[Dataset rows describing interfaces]
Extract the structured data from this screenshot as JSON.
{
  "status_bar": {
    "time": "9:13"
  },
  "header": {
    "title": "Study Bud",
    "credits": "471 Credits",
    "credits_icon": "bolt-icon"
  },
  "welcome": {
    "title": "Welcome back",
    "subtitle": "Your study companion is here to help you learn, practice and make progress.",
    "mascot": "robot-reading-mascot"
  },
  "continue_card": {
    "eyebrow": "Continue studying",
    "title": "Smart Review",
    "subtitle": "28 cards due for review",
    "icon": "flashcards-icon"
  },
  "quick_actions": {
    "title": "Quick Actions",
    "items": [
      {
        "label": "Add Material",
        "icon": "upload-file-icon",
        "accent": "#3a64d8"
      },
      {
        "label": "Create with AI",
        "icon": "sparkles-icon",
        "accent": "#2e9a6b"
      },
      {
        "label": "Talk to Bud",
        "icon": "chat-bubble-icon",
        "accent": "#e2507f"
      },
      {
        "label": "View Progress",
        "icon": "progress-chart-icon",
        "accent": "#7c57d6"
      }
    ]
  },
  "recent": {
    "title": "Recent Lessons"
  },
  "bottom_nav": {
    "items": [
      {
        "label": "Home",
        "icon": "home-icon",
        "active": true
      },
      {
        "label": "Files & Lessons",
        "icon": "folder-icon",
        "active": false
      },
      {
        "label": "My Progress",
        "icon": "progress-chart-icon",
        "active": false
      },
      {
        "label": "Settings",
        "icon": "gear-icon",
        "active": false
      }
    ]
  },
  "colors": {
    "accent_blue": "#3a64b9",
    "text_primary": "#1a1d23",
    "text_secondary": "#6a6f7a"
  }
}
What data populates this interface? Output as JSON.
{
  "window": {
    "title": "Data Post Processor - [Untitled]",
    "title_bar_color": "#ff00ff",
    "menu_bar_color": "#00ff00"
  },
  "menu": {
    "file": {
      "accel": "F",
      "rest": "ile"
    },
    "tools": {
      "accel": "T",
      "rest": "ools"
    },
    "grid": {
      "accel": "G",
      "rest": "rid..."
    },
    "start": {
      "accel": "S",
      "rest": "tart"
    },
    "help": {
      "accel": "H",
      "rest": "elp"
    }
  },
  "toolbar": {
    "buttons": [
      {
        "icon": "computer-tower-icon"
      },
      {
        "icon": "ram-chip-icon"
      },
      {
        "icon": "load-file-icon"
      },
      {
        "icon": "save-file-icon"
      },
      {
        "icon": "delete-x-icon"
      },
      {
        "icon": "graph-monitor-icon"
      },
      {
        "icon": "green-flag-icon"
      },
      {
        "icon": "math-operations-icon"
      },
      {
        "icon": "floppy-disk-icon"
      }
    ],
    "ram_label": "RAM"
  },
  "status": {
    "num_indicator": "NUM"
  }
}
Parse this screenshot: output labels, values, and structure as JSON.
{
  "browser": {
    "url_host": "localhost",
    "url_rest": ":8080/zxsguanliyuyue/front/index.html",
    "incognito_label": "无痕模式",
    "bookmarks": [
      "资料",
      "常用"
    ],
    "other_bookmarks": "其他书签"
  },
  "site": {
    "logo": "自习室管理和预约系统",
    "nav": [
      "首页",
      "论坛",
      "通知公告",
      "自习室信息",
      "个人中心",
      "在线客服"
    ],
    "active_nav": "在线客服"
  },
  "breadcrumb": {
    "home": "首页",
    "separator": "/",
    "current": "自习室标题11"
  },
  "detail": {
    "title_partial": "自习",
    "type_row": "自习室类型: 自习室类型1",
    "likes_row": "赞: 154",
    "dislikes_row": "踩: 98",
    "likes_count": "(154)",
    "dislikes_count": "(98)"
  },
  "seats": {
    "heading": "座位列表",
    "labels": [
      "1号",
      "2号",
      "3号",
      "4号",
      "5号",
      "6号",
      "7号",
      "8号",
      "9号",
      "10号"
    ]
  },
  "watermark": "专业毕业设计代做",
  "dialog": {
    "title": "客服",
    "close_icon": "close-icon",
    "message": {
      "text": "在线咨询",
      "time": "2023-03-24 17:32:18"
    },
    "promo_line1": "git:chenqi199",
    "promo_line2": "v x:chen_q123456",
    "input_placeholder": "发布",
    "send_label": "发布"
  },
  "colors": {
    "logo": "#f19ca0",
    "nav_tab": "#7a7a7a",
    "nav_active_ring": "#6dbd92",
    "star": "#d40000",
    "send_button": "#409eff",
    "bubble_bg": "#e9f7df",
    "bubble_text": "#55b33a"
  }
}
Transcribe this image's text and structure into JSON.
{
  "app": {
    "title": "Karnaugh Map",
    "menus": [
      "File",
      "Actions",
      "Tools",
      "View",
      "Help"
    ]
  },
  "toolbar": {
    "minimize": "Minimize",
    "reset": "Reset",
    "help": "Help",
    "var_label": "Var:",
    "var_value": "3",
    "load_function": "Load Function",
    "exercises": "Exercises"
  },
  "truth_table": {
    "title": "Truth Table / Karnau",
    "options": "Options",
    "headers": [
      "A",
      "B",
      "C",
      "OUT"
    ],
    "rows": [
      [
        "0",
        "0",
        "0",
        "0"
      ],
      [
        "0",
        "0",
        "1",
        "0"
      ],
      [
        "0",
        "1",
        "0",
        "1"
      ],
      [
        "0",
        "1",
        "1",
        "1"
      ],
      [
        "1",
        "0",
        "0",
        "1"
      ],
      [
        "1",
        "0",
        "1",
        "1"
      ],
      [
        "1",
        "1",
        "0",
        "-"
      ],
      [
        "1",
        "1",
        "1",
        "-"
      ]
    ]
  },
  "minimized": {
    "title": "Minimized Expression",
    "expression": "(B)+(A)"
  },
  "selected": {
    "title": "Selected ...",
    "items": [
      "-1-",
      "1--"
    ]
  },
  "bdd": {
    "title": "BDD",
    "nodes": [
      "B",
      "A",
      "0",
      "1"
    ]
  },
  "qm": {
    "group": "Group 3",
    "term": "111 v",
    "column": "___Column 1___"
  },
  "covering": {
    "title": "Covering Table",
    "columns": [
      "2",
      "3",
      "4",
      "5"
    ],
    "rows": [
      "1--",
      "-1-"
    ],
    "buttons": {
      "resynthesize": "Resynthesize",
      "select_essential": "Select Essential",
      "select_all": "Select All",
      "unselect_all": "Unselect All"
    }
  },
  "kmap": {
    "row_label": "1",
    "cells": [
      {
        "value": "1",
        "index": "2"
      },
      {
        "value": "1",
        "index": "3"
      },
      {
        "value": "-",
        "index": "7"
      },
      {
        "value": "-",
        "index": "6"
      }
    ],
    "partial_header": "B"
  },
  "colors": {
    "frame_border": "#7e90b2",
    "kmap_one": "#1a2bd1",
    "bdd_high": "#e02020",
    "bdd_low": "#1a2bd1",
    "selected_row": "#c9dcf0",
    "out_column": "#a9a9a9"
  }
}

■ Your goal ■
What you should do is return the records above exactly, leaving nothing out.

■ Result of the task ■
Extract the structured data from this screenshot as JSON.
{
  "status_bar": {
    "time": "9:13"
  },
  "header": {
    "title": "Study Bud",
    "credits": "471 Credits",
    "credits_icon": "bolt-icon"
  },
  "welcome": {
    "title": "Welcome back",
    "subtitle": "Your study companion is here to help you learn, practice and make progress.",
    "mascot": "robot-reading-mascot"
  },
  "continue_card": {
    "eyebrow": "Continue studying",
    "title": "Smart Review",
    "subtitle": "28 cards due for review",
    "icon": "flashcards-icon"
  },
  "quick_actions": {
    "title": "Quick Actions",
    "items": [
      {
        "label": "Add Material",
        "icon": "upload-file-icon",
        "accent": "#3a64d8"
      },
      {
        "label": "Create with AI",
        "icon": "sparkles-icon",
        "accent": "#2e9a6b"
      },
      {
        "label": "Talk to Bud",
        "icon": "chat-bubble-icon",
        "accent": "#e2507f"
      },
      {
        "label": "View Progress",
        "icon": "progress-chart-icon",
        "accent": "#7c57d6"
      }
    ]
  },
  "recent": {
    "title": "Recent Lessons"
  },
  "bottom_nav": {
    "items": [
      {
        "label": "Home",
        "icon": "home-icon",
        "active": true
      },
      {
        "label": "Files & Lessons",
        "icon": "folder-icon",
        "active": false
      },
      {
        "label": "My Progress",
        "icon": "progress-chart-icon",
        "active": false
      },
      {
        "label": "Settings",
        "icon": "gear-icon",
        "active": false
      }
    ]
  },
  "colors": {
    "accent_blue": "#3a64b9",
    "text_primary": "#1a1d23",
    "text_secondary": "#6a6f7a"
  }
}
What data populates this interface? Output as JSON.
{
  "window": {
    "title": "Data Post Processor - [Untitled]",
    "title_bar_color": "#ff00ff",
    "menu_bar_color": "#00ff00"
  },
  "menu": {
    "file": {
      "accel": "F",
      "rest": "ile"
    },
    "tools": {
      "accel": "T",
      "rest": "ools"
    },
    "grid": {
      "accel": "G",
      "rest": "rid..."
    },
    "start": {
      "accel": "S",
      "rest": "tart"
    },
    "help": {
      "accel": "H",
      "rest": "elp"
    }
  },
  "toolbar": {
    "buttons": [
      {
        "icon": "computer-tower-icon"
      },
      {
        "icon": "ram-chip-icon"
      },
      {
        "icon": "load-file-icon"
      },
      {
        "icon": "save-file-icon"
      },
      {
        "icon": "delete-x-icon"
      },
      {
        "icon": "graph-monitor-icon"
      },
      {
        "icon": "green-flag-icon"
      },
      {
        "icon": "math-operations-icon"
      },
      {
        "icon": "floppy-disk-icon"
      }
    ],
    "ram_label": "RAM"
  },
  "status": {
    "num_indicator": "NUM"
  }
}
Parse this screenshot: output labels, values, and structure as JSON.
{
  "browser": {
    "url_host": "localhost",
    "url_rest": ":8080/zxsguanliyuyue/front/index.html",
    "incognito_label": "无痕模式",
    "bookmarks": [
      "资料",
      "常用"
    ],
    "other_bookmarks": "其他书签"
  },
  "site": {
    "logo": "自习室管理和预约系统",
    "nav": [
      "首页",
      "论坛",
      "通知公告",
      "自习室信息",
      "个人中心",
      "在线客服"
    ],
    "active_nav": "在线客服"
  },
  "breadcrumb": {
    "home": "首页",
    "separator": "/",
    "current": "自习室标题11"
  },
  "detail": {
    "title_partial": "自习",
    "type_row": "自习室类型: 自习室类型1",
    "likes_row": "赞: 154",
    "dislikes_row": "踩: 98",
    "likes_count": "(154)",
    "dislikes_count": "(98)"
  },
  "seats": {
    "heading": "座位列表",
    "labels": [
      "1号",
      "2号",
      "3号",
      "4号",
      "5号",
      "6号",
      "7号",
      "8号",
      "9号",
      "10号"
    ]
  },
  "watermark": "专业毕业设计代做",
  "dialog": {
    "title": "客服",
    "close_icon": "close-icon",
    "message": {
      "text": "在线咨询",
      "time": "2023-03-24 17:32:18"
    },
    "promo_line1": "git:chenqi199",
    "promo_line2": "v x:chen_q123456",
    "input_placeholder": "发布",
    "send_label": "发布"
  },
  "colors": {
    "logo": "#f19ca0",
    "nav_tab": "#7a7a7a",
    "nav_active_ring": "#6dbd92",
    "star": "#d40000",
    "send_button": "#409eff",
    "bubble_bg": "#e9f7df",
    "bubble_text": "#55b33a"
  }
}
Transcribe this image's text and structure into JSON.
{
  "app": {
    "title": "Karnaugh Map",
    "menus": [
      "File",
      "Actions",
      "Tools",
      "View",
      "Help"
    ]
  },
  "toolbar": {
    "minimize": "Minimize",
    "reset": "Reset",
    "help": "Help",
    "var_label": "Var:",
    "var_value": "3",
    "load_function": "Load Function",
    "exercises": "Exercises"
  },
  "truth_table": {
    "title": "Truth Table / Karnau",
    "options": "Options",
    "headers": [
      "A",
      "B",
      "C",
      "OUT"
    ],
    "rows": [
      [
        "0",
        "0",
        "0",
        "0"
      ],
      [
        "0",
        "0",
        "1",
        "0"
      ],
      [
        "0",
        "1",
        "0",
        "1"
      ],
      [
        "0",
        "1",
        "1",
        "1"
      ],
      [
        "1",
        "0",
        "0",
        "1"
      ],
      [
        "1",
        "0",
        "1",
        "1"
      ],
      [
        "1",
        "1",
        "0",
        "-"
      ],
      [
        "1",
        "1",
        "1",
        "-"
      ]
    ]
  },
  "minimized": {
    "title": "Minimized Expression",
    "expression": "(B)+(A)"
  },
  "selected": {
    "title": "Selected ...",
    "items": [
      "-1-",
      "1--"
    ]
  },
  "bdd": {
    "title": "BDD",
    "nodes": [
      "B",
      "A",
      "0",
      "1"
    ]
  },
  "qm": {
    "group": "Group 3",
    "term": "111 v",
    "column": "___Column 1___"
  },
  "covering": {
    "title": "Covering Table",
    "columns": [
      "2",
      "3",
      "4",
      "5"
    ],
    "rows": [
      "1--",
      "-1-"
    ],
    "buttons": {
      "resynthesize": "Resynthesize",
      "select_essential": "Select Essential",
      "select_all": "Select All",
      "unselect_all": "Unselect All"
    }
  },
  "kmap": {
    "row_label": "1",
    "cells": [
      {
        "value": "1",
        "index": "2"
      },
      {
        "value": "1",
        "index": "3"
      },
      {
        "value": "-",
        "index": "7"
      },
      {
        "value": "-",
        "index": "6"
      }
    ],
    "partial_header": "B"
  },
  "colors": {
    "frame_border": "#7e90b2",
    "kmap_one": "#1a2bd1",
    "bdd_high": "#e02020",
    "bdd_low": "#1a2bd1",
    "selected_row": "#c9dcf0",
    "out_column": "#a9a9a9"
  }
}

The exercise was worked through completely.